His day ends at 6 p.m. FJ drives home on the twisting snake-strip of pavement that is the only road in Shell Beach. He smells the damp wood of docked oyster and shrimp boats. He smells the salt-wet air and the odor of fish and fuel. He sees sky-surfing seagulls, hears their calls, and never tires of any of it.
At home, he sinks into a chair and flips on the TV. See what the fuck happened today. Eleven people killed, burned up in that oil rig explosion. That bothers him. Their kids, wives, fathers, mothers will never see them again.
This can’t be good, FJ thinks.
On Tuesday, April 20, 2010, an offshore oil drilling platform, Deepwater Horizon, exploded in the Gulf of Mexico near Louisiana. Currently Deepwater Horizon is not discharging any oil into the Gulf of Mexico.
—Florida Department of Environmental Protection

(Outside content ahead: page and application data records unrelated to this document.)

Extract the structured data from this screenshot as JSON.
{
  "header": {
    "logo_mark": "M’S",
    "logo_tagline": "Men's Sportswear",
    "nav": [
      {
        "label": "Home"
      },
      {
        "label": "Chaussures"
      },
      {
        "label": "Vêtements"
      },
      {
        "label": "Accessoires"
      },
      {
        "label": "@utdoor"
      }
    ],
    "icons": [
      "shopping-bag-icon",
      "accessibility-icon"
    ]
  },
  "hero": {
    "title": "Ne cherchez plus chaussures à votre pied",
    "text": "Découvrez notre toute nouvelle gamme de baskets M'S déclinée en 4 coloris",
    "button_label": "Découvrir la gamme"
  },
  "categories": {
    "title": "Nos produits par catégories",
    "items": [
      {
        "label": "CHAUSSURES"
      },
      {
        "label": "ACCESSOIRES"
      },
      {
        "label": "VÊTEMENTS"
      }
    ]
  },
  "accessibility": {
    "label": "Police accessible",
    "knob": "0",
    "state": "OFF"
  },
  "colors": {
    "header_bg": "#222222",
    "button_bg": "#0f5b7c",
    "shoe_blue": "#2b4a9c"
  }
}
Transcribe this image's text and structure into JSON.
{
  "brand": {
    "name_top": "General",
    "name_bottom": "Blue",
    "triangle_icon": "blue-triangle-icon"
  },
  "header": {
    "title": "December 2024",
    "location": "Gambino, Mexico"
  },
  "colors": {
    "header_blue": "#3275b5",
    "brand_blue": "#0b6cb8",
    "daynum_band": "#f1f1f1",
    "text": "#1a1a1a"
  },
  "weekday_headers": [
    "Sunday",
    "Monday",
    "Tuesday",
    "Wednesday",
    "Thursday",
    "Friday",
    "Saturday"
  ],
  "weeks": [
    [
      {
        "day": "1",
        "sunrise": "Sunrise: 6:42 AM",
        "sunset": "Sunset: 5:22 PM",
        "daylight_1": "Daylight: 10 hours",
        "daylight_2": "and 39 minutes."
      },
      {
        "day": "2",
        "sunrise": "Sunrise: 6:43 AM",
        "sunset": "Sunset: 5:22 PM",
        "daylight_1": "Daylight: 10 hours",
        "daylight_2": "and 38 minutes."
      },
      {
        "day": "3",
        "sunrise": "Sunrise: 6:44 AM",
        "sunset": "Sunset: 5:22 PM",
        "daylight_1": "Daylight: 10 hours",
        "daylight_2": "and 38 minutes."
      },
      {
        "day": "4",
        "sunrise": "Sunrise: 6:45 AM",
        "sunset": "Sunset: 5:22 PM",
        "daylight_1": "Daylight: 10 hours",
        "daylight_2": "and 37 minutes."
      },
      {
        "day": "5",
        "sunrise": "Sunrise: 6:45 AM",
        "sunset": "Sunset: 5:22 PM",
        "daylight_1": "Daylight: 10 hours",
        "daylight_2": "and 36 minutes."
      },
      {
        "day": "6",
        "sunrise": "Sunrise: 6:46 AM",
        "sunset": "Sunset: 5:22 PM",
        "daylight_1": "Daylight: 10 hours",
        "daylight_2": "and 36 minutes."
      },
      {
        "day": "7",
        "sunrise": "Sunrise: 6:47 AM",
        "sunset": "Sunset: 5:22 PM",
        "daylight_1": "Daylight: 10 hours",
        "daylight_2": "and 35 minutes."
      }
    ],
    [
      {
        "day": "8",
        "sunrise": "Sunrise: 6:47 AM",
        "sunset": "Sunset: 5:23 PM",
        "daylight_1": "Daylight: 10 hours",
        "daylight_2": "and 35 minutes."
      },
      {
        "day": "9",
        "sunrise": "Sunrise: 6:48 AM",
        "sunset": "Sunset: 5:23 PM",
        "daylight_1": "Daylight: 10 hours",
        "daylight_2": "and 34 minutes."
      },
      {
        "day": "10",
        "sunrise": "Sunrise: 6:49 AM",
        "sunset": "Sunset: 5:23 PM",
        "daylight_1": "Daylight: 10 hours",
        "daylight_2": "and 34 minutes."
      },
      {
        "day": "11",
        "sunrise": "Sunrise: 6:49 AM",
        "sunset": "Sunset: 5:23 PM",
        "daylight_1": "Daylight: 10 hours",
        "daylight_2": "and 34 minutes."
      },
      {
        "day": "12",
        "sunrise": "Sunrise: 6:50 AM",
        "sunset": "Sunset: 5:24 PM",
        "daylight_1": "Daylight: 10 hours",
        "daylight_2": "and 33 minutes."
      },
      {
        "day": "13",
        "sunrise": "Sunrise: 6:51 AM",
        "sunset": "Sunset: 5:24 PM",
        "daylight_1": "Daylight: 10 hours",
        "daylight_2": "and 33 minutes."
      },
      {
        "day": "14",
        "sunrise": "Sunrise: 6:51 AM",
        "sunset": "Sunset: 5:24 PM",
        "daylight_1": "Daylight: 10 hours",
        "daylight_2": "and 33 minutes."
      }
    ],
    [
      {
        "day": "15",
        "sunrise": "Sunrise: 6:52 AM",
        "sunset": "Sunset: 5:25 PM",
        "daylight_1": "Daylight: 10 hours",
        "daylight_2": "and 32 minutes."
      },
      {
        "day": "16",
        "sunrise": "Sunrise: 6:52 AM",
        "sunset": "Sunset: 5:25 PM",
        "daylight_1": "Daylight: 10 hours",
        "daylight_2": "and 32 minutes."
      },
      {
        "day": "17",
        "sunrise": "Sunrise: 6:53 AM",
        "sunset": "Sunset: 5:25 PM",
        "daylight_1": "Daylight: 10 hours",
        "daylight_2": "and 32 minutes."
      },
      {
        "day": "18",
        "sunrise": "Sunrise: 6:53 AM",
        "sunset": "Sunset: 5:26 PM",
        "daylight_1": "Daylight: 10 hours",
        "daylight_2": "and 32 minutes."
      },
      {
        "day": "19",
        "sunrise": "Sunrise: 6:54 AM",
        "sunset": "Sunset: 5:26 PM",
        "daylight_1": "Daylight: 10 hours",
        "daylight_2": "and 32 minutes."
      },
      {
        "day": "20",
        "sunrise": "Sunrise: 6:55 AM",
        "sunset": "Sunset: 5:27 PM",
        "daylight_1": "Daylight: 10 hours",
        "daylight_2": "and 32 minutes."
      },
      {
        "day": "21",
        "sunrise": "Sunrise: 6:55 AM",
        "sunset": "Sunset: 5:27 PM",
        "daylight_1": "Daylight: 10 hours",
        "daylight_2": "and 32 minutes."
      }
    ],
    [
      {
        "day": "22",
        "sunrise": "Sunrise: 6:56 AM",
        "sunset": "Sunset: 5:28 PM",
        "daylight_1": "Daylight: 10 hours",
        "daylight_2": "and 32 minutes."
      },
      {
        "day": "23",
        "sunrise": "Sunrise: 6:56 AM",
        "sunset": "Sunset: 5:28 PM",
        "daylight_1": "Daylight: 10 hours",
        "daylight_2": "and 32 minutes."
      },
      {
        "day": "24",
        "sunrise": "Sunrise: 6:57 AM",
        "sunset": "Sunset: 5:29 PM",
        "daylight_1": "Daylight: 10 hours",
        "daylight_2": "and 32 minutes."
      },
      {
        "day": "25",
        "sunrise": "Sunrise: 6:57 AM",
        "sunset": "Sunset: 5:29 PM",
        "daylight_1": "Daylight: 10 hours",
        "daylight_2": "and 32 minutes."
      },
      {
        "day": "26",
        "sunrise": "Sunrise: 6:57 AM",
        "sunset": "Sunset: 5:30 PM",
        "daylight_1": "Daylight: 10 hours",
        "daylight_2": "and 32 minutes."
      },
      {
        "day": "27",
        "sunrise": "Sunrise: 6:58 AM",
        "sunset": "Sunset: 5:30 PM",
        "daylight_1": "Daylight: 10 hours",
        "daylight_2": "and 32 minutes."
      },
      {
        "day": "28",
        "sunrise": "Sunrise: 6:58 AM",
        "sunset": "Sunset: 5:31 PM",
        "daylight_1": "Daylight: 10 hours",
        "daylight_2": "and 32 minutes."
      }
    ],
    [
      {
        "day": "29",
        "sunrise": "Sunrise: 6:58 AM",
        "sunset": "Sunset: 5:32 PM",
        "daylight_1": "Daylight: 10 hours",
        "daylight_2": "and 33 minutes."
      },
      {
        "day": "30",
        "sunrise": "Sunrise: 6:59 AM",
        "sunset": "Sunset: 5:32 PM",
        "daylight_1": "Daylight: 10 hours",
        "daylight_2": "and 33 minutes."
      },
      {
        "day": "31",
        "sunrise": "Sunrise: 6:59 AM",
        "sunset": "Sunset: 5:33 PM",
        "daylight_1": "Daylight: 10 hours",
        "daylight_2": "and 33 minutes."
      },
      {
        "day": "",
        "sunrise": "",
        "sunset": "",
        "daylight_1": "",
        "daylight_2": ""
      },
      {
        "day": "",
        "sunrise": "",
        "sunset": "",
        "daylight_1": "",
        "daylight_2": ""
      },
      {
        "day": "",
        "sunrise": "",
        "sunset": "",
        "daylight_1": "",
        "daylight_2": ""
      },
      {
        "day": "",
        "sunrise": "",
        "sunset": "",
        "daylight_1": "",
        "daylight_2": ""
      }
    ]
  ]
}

He was born in 1942 and named Frank Campo Jr., FJ for short. His father was nicknamed Blackie because of his dark Castilian skin color and volatile Latin temper. Both sides of the family moved from Barcelona to New Orleans and then Shell Beach.
Blackie took out fishing parties that included celebrities like trumpet player Al Hirt. When they weren’t fishing, Blackie would sometimes meet Hirt in Las Vegas to watch Muhammad Ali fight. He threw dice in the casinos to pay for his trip.
FJ’s godfather owned a boat with a flat-head motor. One day the motor wouldn’t start, and he got all pissed off. FJ, still a boy, watched him take a hatchet and break off the distributor. Swung again and took out the carburetor. Again. Took out the plugs. Walked to a hardware store and bought new plugs, distributor, and carburetor. FJ tagged along. Back on the boat, his godfather rebuilt the engine and got that bad boy going.
Page: 1 | 2
| Next >>